Life’s Greatest Secret: The Race to Crack the Genetic Code
by Matthew Cobb
Basic Books, 2015 (($29.99))

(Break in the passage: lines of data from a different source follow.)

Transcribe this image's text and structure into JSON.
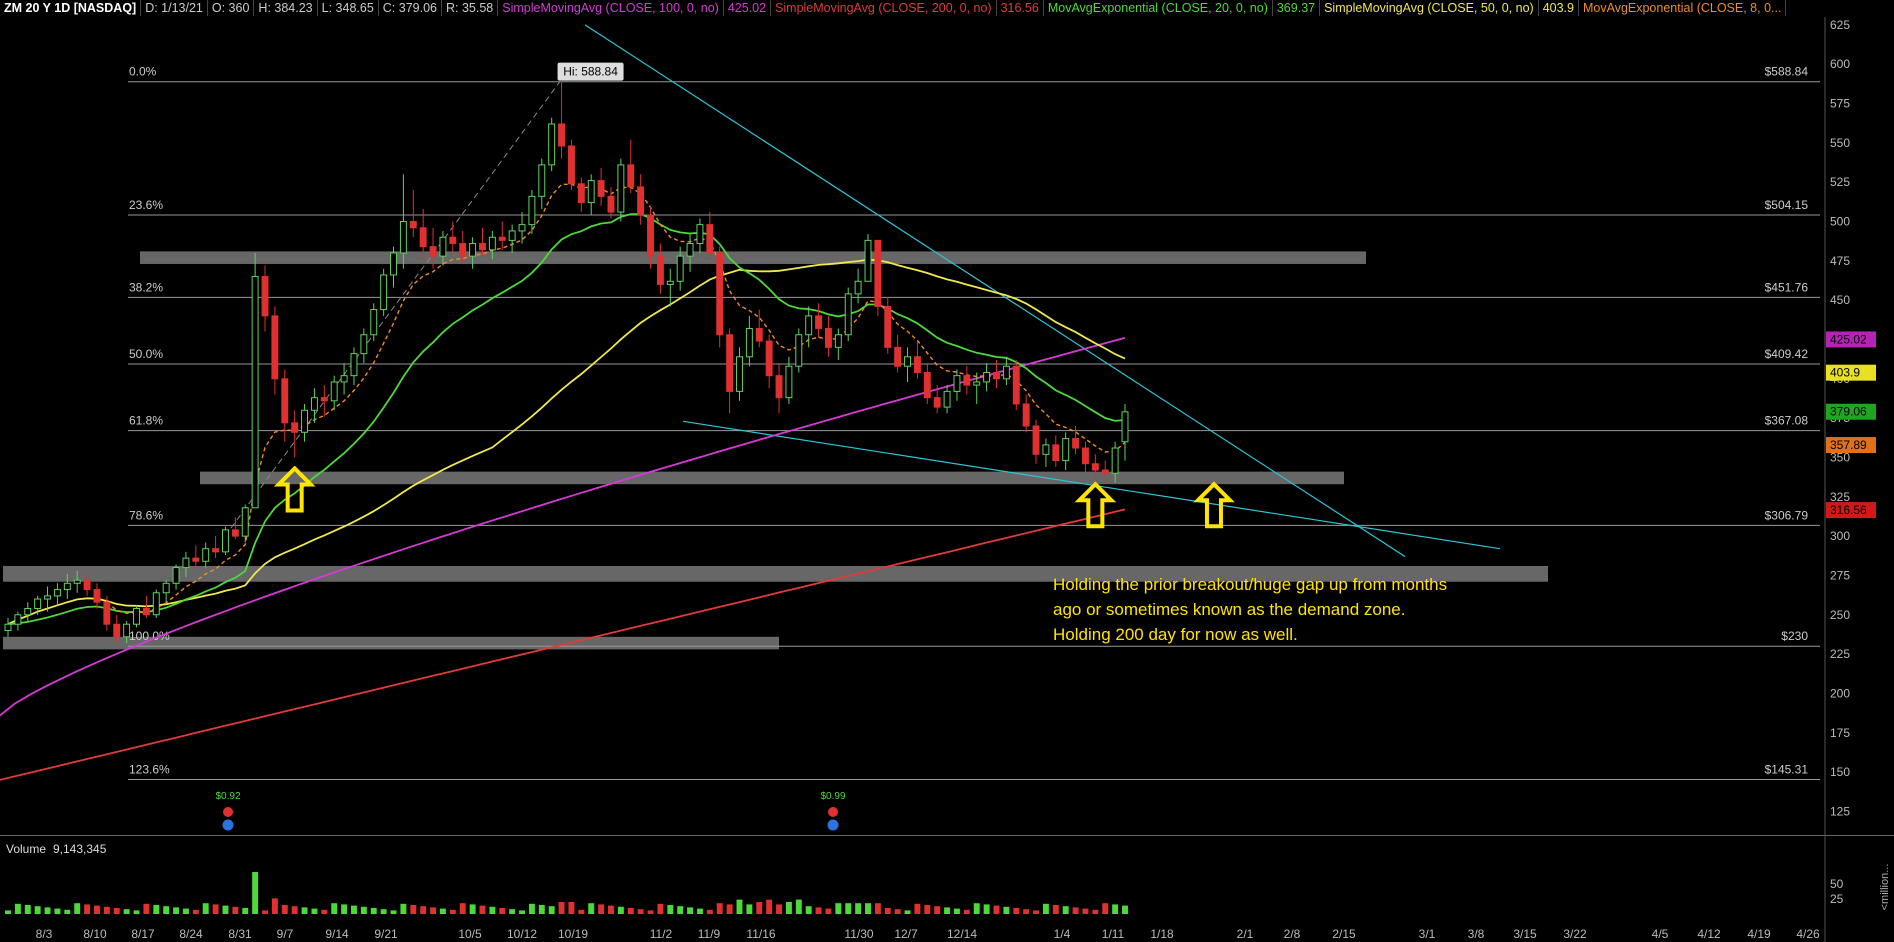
{
  "header": {
    "symbol": "ZM 20 Y 1D [NASDAQ]",
    "date": "D: 1/13/21",
    "open": "O: 360",
    "high": "H: 384.23",
    "low": "L: 348.65",
    "close": "C: 379.06",
    "range": "R: 35.58",
    "studies": [
      {
        "label": "SimpleMovingAvg (CLOSE, 100, 0, no)",
        "value": "425.02",
        "color": "#d63ad6"
      },
      {
        "label": "SimpleMovingAvg (CLOSE, 200, 0, no)",
        "value": "316.56",
        "color": "#e23a3a"
      },
      {
        "label": "MovAvgExponential (CLOSE, 20, 0, no)",
        "value": "369.37",
        "color": "#4cd93a"
      },
      {
        "label": "SimpleMovingAvg (CLOSE, 50, 0, no)",
        "value": "403.9",
        "color": "#f0e84c"
      },
      {
        "label": "MovAvgExponential (CLOSE, 8, 0...",
        "value": "",
        "color": "#f08a2a"
      }
    ]
  },
  "chart_data": {
    "type": "candlestick",
    "ylim": [
      110,
      630
    ],
    "y_ticks": [
      125,
      150,
      175,
      200,
      225,
      250,
      275,
      300,
      325,
      350,
      375,
      400,
      425,
      450,
      475,
      500,
      525,
      550,
      575,
      600,
      625
    ],
    "x_ticks": [
      "8/3",
      "8/10",
      "8/17",
      "8/24",
      "8/31",
      "9/7",
      "9/14",
      "9/21",
      "10/5",
      "10/12",
      "10/19",
      "11/2",
      "11/9",
      "11/16",
      "11/30",
      "12/7",
      "12/14",
      "1/4",
      "1/11",
      "1/18",
      "2/1",
      "2/8",
      "2/15",
      "3/1",
      "3/8",
      "3/15",
      "3/22",
      "4/5",
      "4/12",
      "4/19",
      "4/26"
    ],
    "fib_levels": [
      {
        "label": "0.0%",
        "price_label": "$588.84",
        "value": 588.84
      },
      {
        "label": "23.6%",
        "price_label": "$504.15",
        "value": 504.15
      },
      {
        "label": "38.2%",
        "price_label": "$451.76",
        "value": 451.76
      },
      {
        "label": "50.0%",
        "price_label": "$409.42",
        "value": 409.42
      },
      {
        "label": "61.8%",
        "price_label": "$367.08",
        "value": 367.08
      },
      {
        "label": "78.6%",
        "price_label": "$306.79",
        "value": 306.79
      },
      {
        "label": "100.0%",
        "price_label": "$230",
        "value": 230
      },
      {
        "label": "123.6%",
        "price_label": "$145.31",
        "value": 145.31
      }
    ],
    "high_label": "Hi: 588.84",
    "price_badges": [
      {
        "text": "425.02",
        "value": 425.02,
        "color": "#b523b5"
      },
      {
        "text": "403.9",
        "value": 403.9,
        "color": "#e8e020"
      },
      {
        "text": "379.06",
        "value": 379.06,
        "color": "#1fa51f"
      },
      {
        "text": "357.89",
        "value": 357.89,
        "color": "#e0701a"
      },
      {
        "text": "316.56",
        "value": 316.56,
        "color": "#d01a1a"
      }
    ],
    "zones": [
      {
        "from": 473,
        "to": 481
      },
      {
        "from": 333,
        "to": 341
      },
      {
        "from": 271,
        "to": 281
      },
      {
        "from": 228,
        "to": 236
      }
    ],
    "annotation": [
      "Holding the prior breakout/huge gap up from months",
      "ago or sometimes known as the demand zone.",
      "Holding 200 day for now as well."
    ],
    "dividend_labels": [
      "$0.92",
      "$0.99"
    ],
    "candles": [
      [
        240,
        248,
        236,
        244
      ],
      [
        244,
        252,
        240,
        250
      ],
      [
        250,
        258,
        246,
        254
      ],
      [
        254,
        262,
        250,
        260
      ],
      [
        260,
        268,
        252,
        262
      ],
      [
        262,
        270,
        256,
        266
      ],
      [
        266,
        276,
        260,
        270
      ],
      [
        270,
        278,
        264,
        272
      ],
      [
        272,
        276,
        262,
        266
      ],
      [
        266,
        270,
        254,
        258
      ],
      [
        258,
        262,
        240,
        244
      ],
      [
        244,
        250,
        232,
        236
      ],
      [
        236,
        246,
        232,
        244
      ],
      [
        244,
        256,
        242,
        254
      ],
      [
        254,
        262,
        248,
        250
      ],
      [
        250,
        266,
        248,
        264
      ],
      [
        264,
        272,
        258,
        270
      ],
      [
        270,
        282,
        266,
        280
      ],
      [
        280,
        290,
        274,
        286
      ],
      [
        286,
        294,
        280,
        284
      ],
      [
        284,
        296,
        280,
        292
      ],
      [
        292,
        300,
        286,
        290
      ],
      [
        290,
        306,
        288,
        304
      ],
      [
        304,
        312,
        298,
        300
      ],
      [
        300,
        320,
        296,
        318
      ],
      [
        318,
        480,
        320,
        465
      ],
      [
        465,
        472,
        430,
        440
      ],
      [
        440,
        446,
        390,
        400
      ],
      [
        400,
        406,
        360,
        372
      ],
      [
        372,
        380,
        350,
        366
      ],
      [
        366,
        384,
        360,
        380
      ],
      [
        380,
        394,
        372,
        388
      ],
      [
        388,
        396,
        376,
        386
      ],
      [
        386,
        402,
        380,
        398
      ],
      [
        398,
        410,
        390,
        402
      ],
      [
        402,
        420,
        396,
        416
      ],
      [
        416,
        432,
        410,
        428
      ],
      [
        428,
        448,
        424,
        444
      ],
      [
        444,
        470,
        440,
        466
      ],
      [
        466,
        484,
        458,
        480
      ],
      [
        480,
        530,
        470,
        500
      ],
      [
        500,
        520,
        490,
        496
      ],
      [
        496,
        508,
        476,
        484
      ],
      [
        484,
        496,
        470,
        478
      ],
      [
        478,
        494,
        472,
        490
      ],
      [
        490,
        500,
        480,
        486
      ],
      [
        486,
        494,
        474,
        478
      ],
      [
        478,
        490,
        470,
        486
      ],
      [
        486,
        496,
        478,
        482
      ],
      [
        482,
        494,
        476,
        490
      ],
      [
        490,
        500,
        482,
        488
      ],
      [
        488,
        498,
        480,
        494
      ],
      [
        494,
        506,
        486,
        498
      ],
      [
        498,
        520,
        492,
        516
      ],
      [
        516,
        540,
        508,
        536
      ],
      [
        536,
        566,
        532,
        562
      ],
      [
        562,
        589,
        540,
        548
      ],
      [
        548,
        552,
        520,
        524
      ],
      [
        524,
        528,
        506,
        512
      ],
      [
        512,
        530,
        504,
        526
      ],
      [
        526,
        534,
        510,
        516
      ],
      [
        516,
        522,
        502,
        506
      ],
      [
        506,
        540,
        500,
        536
      ],
      [
        536,
        552,
        518,
        522
      ],
      [
        522,
        530,
        498,
        504
      ],
      [
        504,
        510,
        470,
        478
      ],
      [
        478,
        486,
        454,
        460
      ],
      [
        460,
        470,
        446,
        462
      ],
      [
        462,
        484,
        456,
        478
      ],
      [
        478,
        492,
        468,
        486
      ],
      [
        486,
        502,
        480,
        498
      ],
      [
        498,
        506,
        476,
        480
      ],
      [
        480,
        484,
        420,
        428
      ],
      [
        428,
        432,
        378,
        392
      ],
      [
        392,
        420,
        386,
        414
      ],
      [
        414,
        440,
        408,
        432
      ],
      [
        432,
        444,
        420,
        424
      ],
      [
        424,
        428,
        394,
        402
      ],
      [
        402,
        410,
        378,
        388
      ],
      [
        388,
        414,
        384,
        408
      ],
      [
        408,
        432,
        404,
        428
      ],
      [
        428,
        446,
        420,
        440
      ],
      [
        440,
        448,
        426,
        432
      ],
      [
        432,
        440,
        414,
        420
      ],
      [
        420,
        432,
        412,
        428
      ],
      [
        428,
        458,
        424,
        454
      ],
      [
        454,
        470,
        448,
        462
      ],
      [
        462,
        492,
        470,
        488
      ],
      [
        488,
        484,
        440,
        446
      ],
      [
        446,
        452,
        416,
        420
      ],
      [
        420,
        428,
        404,
        408
      ],
      [
        408,
        420,
        398,
        414
      ],
      [
        414,
        424,
        400,
        404
      ],
      [
        404,
        410,
        384,
        388
      ],
      [
        388,
        396,
        378,
        382
      ],
      [
        382,
        396,
        378,
        392
      ],
      [
        392,
        406,
        386,
        402
      ],
      [
        402,
        408,
        390,
        396
      ],
      [
        396,
        404,
        384,
        398
      ],
      [
        398,
        410,
        392,
        404
      ],
      [
        404,
        412,
        394,
        400
      ],
      [
        400,
        414,
        396,
        408
      ],
      [
        408,
        412,
        380,
        384
      ],
      [
        384,
        390,
        366,
        370
      ],
      [
        370,
        374,
        346,
        352
      ],
      [
        352,
        362,
        344,
        358
      ],
      [
        358,
        364,
        344,
        348
      ],
      [
        348,
        366,
        342,
        362
      ],
      [
        362,
        370,
        352,
        356
      ],
      [
        356,
        360,
        340,
        346
      ],
      [
        346,
        352,
        336,
        342
      ],
      [
        342,
        348,
        334,
        340
      ],
      [
        340,
        360,
        334,
        356
      ],
      [
        360,
        384,
        348,
        379
      ]
    ],
    "volume_label": "Volume",
    "volume_value": "9,143,345",
    "volume_ticks": [
      25,
      50
    ],
    "volume_unit_label": "<million..."
  }
}
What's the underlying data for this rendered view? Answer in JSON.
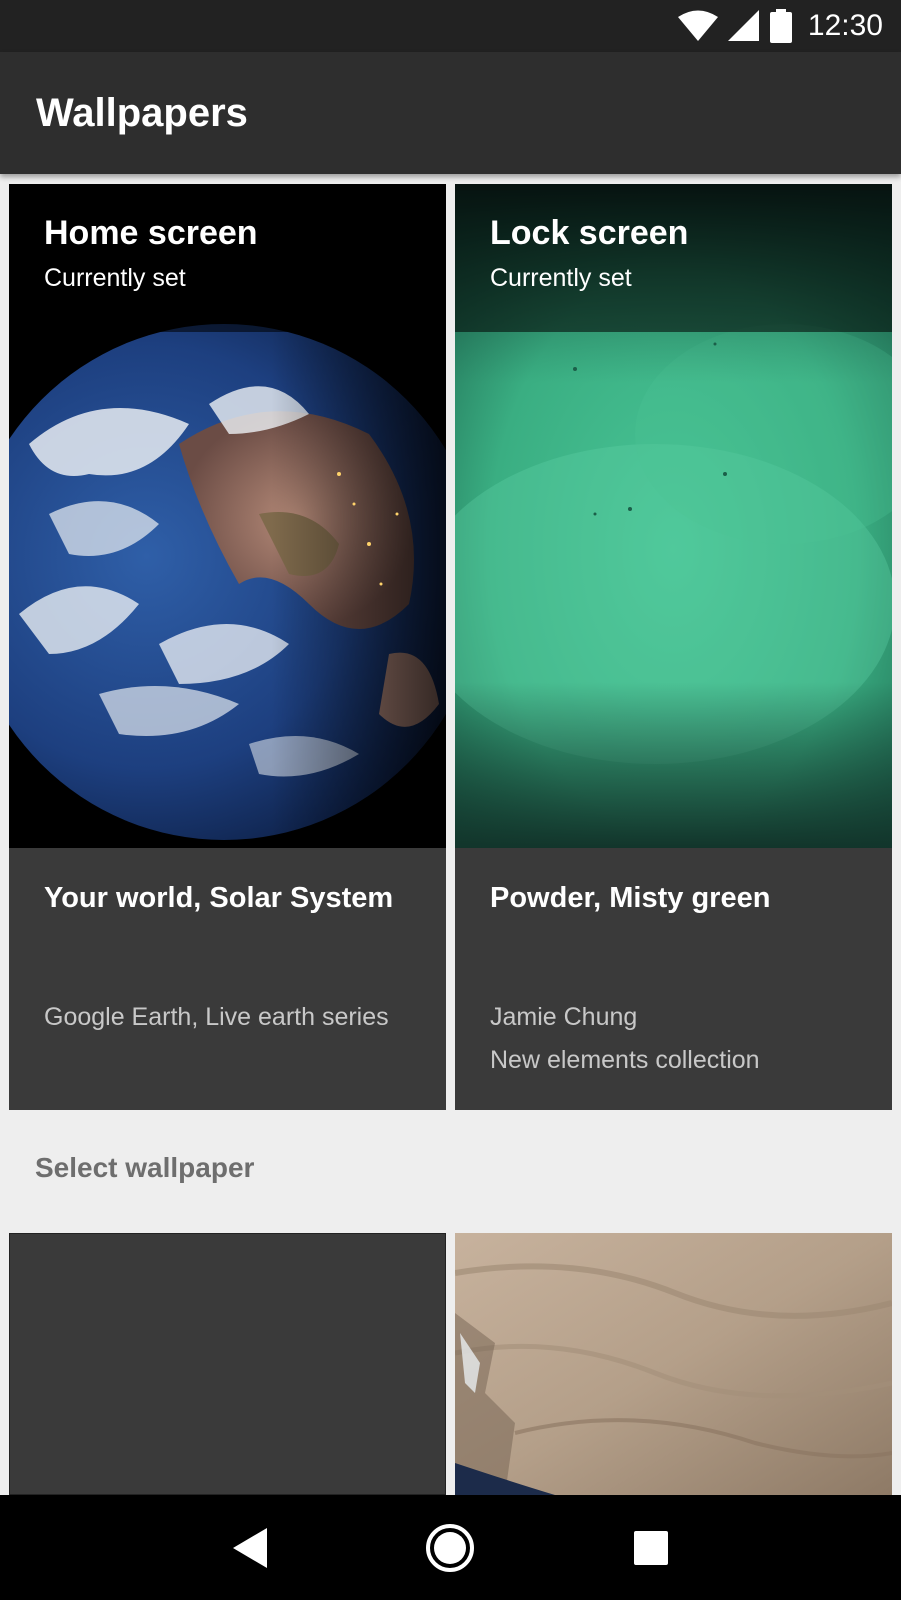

After Catholic monk Gregor Mendel discovered the laws of inheritance—how traits are passed on from parents to offspring—in the 1860s, his work was ignored for 35 years. But in 1900 three scientists rediscovered Mendel's findings and popularized them, spawning what zoologist and science historian Cobb calls “the century of genetics.” Cobb goes on to recount the way researchers gradually cracked the genetic code—and, indeed, how they came to think of it as a code in the first place. The idea, finally described in 1953 by James Watson and Francis Crick, that the ordering of chemical bases on DNA contains the instructions for life was not obvious, and the tale of its discovery takes many turns. By thinking of the genetic code as a repository of information, Cobb argues, the study of genetics helped to usher in the modern information age.